Aim of the exercise =
Scan the entries below and extract each line with the word "discover" in it.

━━━━━━

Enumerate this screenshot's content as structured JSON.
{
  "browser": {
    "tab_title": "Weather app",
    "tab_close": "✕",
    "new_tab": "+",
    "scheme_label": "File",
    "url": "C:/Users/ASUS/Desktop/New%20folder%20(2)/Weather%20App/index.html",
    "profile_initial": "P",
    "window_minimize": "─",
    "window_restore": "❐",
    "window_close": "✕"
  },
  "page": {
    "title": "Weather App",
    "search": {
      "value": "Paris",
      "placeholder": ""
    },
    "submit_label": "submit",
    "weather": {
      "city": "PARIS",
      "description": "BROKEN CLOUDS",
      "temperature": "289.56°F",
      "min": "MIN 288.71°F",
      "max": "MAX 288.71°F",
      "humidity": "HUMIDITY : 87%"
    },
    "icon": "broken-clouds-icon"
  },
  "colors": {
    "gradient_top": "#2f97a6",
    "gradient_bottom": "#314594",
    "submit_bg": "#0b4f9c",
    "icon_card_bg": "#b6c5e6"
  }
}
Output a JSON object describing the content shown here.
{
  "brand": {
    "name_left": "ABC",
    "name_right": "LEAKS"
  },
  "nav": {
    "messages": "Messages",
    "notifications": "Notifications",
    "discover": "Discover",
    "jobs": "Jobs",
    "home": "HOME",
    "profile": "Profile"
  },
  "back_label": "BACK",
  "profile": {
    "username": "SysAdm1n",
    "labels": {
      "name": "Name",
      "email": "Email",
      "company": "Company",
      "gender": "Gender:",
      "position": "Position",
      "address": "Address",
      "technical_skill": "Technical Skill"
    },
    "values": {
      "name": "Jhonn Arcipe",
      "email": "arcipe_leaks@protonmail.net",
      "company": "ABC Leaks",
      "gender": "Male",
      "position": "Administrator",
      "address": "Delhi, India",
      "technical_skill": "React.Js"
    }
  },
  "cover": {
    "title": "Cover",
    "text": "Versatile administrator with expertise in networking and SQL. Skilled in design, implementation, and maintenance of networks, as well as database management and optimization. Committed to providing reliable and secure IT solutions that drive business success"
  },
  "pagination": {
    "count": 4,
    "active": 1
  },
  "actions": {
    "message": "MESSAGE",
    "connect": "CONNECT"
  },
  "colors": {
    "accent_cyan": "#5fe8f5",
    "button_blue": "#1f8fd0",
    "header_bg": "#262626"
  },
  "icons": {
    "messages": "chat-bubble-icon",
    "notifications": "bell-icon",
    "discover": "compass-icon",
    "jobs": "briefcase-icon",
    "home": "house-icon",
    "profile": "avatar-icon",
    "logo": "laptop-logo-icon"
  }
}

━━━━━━

Task output =
    "discover": "Discover",
    "discover": "compass-icon",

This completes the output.